Wednesday, November 28, 2012

Christmas Eve Service: Uplifting?

Recently I was in the hospital with a close family member. We were there for five days as four doctors worked the case attempting to figure out what was wrong. The first three doctors signed off on the one I love and signed the release paperwork. Finally, one more doctor entered the room and clearly stated, “You are not going home; there is something wrong, and we will find it”.

We did not rush to the ER to get an uplifting message from a kind doctor; we went because something was wrong and we needed the truth regardless of the way it made us feel. Jesus said, "Healthy people don't need a doctor--sick people do. I have come to call not those who think they are righteous, but those who know they are sinners." (Mark 2:17). According to the eyewitnesses of Jesus, He is not interested in raising the ego of individuals nor is He concerned with giving an uplifting message so we feel good. No…Jesus is the kind doctor who tells you the truth regardless of the initial sting so that He can help you fix the problem. The world signs your release paperwork; Christ asks you to stay.  

"No one is righteous--not even one. No one is truly wise; no one is seeking God. All have turned away; all have become useless. No one does good, not a single one." (Rom. 3: 10-12)

While the ultimate end to Jesus’ message is uplifting to those who accept it; simultaneously, it brings about a sense of seriousness and sorrow as well. That is, the Bible is the PET scan exposing the bleakness inside, and we know what it means for many we love who ignore the truth. A few years ago, a family member ignored a lump in her belly for months without telling anyone. That small bump took her life within a few weeks of discovery.

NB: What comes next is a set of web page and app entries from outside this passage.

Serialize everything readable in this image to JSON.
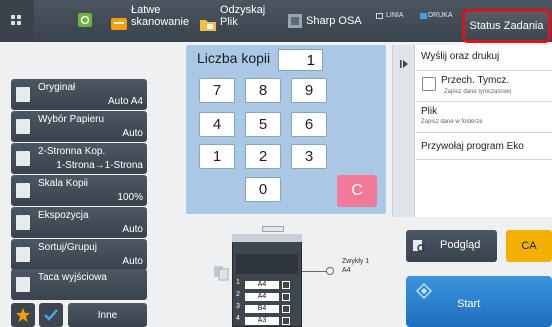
{
  "topbar": {
    "home_icon": "home-icon",
    "items": [
      {
        "label": "Łatwe skanowanie",
        "icon": "easy-scan-icon"
      },
      {
        "label": "Odzyskaj Plik",
        "icon": "retrieve-file-icon"
      },
      {
        "label": "Sharp OSA",
        "icon": "sharp-osa-icon"
      }
    ],
    "indicators": {
      "line": "LINIA",
      "data": "DRUKA"
    },
    "status_button": "Status Zadania"
  },
  "keypad": {
    "label": "Liczba kopii",
    "value": "1",
    "keys": [
      "7",
      "8",
      "9",
      "4",
      "5",
      "6",
      "1",
      "2",
      "3",
      "0"
    ],
    "clear": "C"
  },
  "left_menu": [
    {
      "title": "Oryginał",
      "value": "Auto A4",
      "icon": "original-icon"
    },
    {
      "title": "Wybór Papieru",
      "value": "Auto",
      "icon": "paper-select-icon"
    },
    {
      "title": "2-Stronna Kop.",
      "value": "1-Strona→1-Strona",
      "icon": "duplex-icon"
    },
    {
      "title": "Skala Kopii",
      "value": "100%",
      "icon": "copy-ratio-icon"
    },
    {
      "title": "Ekspozycja",
      "value": "Auto",
      "icon": "exposure-icon"
    },
    {
      "title": "Sortuj/Grupuj",
      "value": "Auto",
      "icon": "sort-group-icon"
    },
    {
      "title": "Taca wyjściowa",
      "value": "",
      "icon": "output-tray-icon"
    }
  ],
  "right_panel": {
    "send_print": "Wyślij oraz drukuj",
    "temp_store_title": "Przech. Tymcz.",
    "temp_store_sub": "Zapisz dane tymczasowo",
    "file_title": "Plik",
    "file_sub": "Zapisz dane w folderze",
    "eco": "Przywołaj program Eko"
  },
  "machine": {
    "paper_label_line1": "Zwykły 1",
    "paper_label_line2": "A4",
    "trays": [
      {
        "num": "1",
        "size": "A4"
      },
      {
        "num": "2",
        "size": "A4"
      },
      {
        "num": "3",
        "size": "B4"
      },
      {
        "num": "4",
        "size": "A3"
      }
    ]
  },
  "actions": {
    "preview": "Podgląd",
    "ca": "CA",
    "start": "Start"
  },
  "bottom_left": {
    "star_icon": "star-icon",
    "check_icon": "check-icon",
    "other": "Inne"
  },
  "colors": {
    "accent_blue": "#1e6fbe",
    "ca_yellow": "#f2b000",
    "clear_pink": "#f07a98",
    "status_border": "#d9141c",
    "keypad_bg": "#aac8e6"
  }
}
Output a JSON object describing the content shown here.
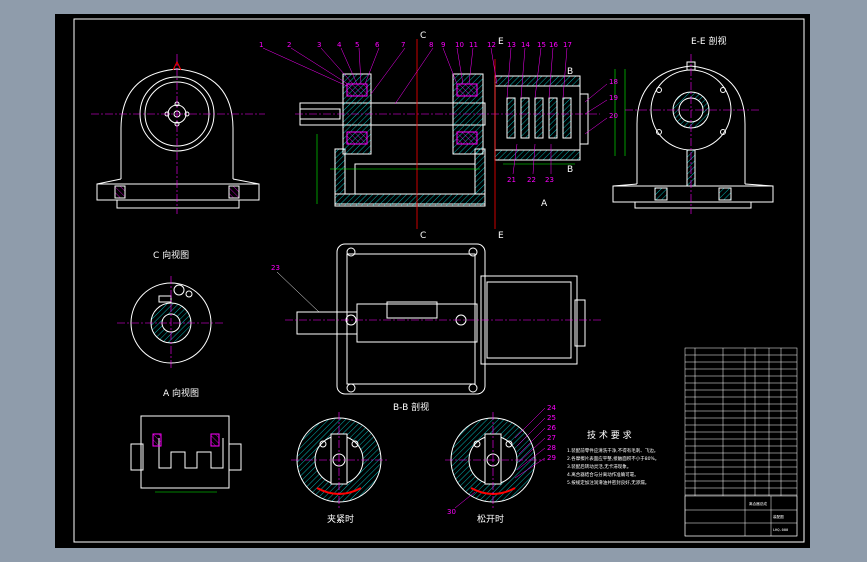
{
  "views": {
    "section_ee": "E-E 剖视",
    "view_c": "C 向视图",
    "view_a": "A 向视图",
    "section_bb": "B-B 剖视",
    "engaged_pos": "夹紧时",
    "released_pos": "松开时"
  },
  "markers": {
    "c_top": "C",
    "c_bottom": "C",
    "e_top": "E",
    "e_bottom": "E",
    "b_top": "B",
    "b_bottom": "B",
    "a_arrow": "A"
  },
  "balloons_top": [
    "1",
    "2",
    "3",
    "4",
    "5",
    "6",
    "7",
    "8",
    "9",
    "10",
    "11",
    "12",
    "13",
    "14",
    "15",
    "16",
    "17"
  ],
  "balloons_right": [
    "18",
    "19",
    "20"
  ],
  "balloons_bottom": [
    "21",
    "22",
    "23"
  ],
  "balloon_23": "23",
  "balloons_release": [
    "24",
    "25",
    "26",
    "27",
    "28",
    "29"
  ],
  "balloon_30": "30",
  "tech_title": "技 术 要 求",
  "tech_notes": [
    "1.装配前零件应清洗干净,不得有毛刺、飞边。",
    "2.各摩擦片表面应平整,接触面积不小于80%。",
    "3.装配后转动灵活,无卡滞现象。",
    "4.离合器结合与分离动作准确可靠。",
    "5.按规定加注润滑油并密封良好,无渗漏。"
  ],
  "title_block": {
    "drawing_name": "离合器总成",
    "label": "装配图",
    "code": "LHQ-000"
  },
  "colors": {
    "frame": "#ffffff",
    "outline": "#ffffff",
    "center": "#ff00ff",
    "dim": "#00ff00",
    "hatch": "#00ffff",
    "hidden": "#ffff00",
    "cut": "#ff0000"
  }
}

She needed a doctor, she needed honesty, and she needed to get well, but feared the news of the doctor and the result was sealed.

The gospel is good news, but it is not exactly uplifting when one considers the totality of its ramifications on all of humankind. “But the gateway to life is very narrow and the road is difficult, and only a few ever find it.” (Mth. 7:14).

My prayer is that people come to church this Christmas season not to be uplifted, but to hear and receive the difficult and stinging truth of the good Physician, Jesus Christ. We are not well, and the prognosis is not good unless we accept the gift of eternal life via the shed blood of Jesus Christ, which paid the literal sickness that each of us contain. No one wants to hear they have terminal cancer, but what if you got a second opinion and that doctor said, “No problem, I can remove it and you will live.”  Would you say “No”? Would you allow his perceived arrogance to get in the way of life? Would you walk away simply because it is impossible to grasp the technique?

“For the kind of sorrow God wants us to experience leads us away from sin and results in salvation. There's no regret for that kind of sorrow. But worldly sorrow, which lacks repentance, results in spiritual death.” (2 Cor. 7:10)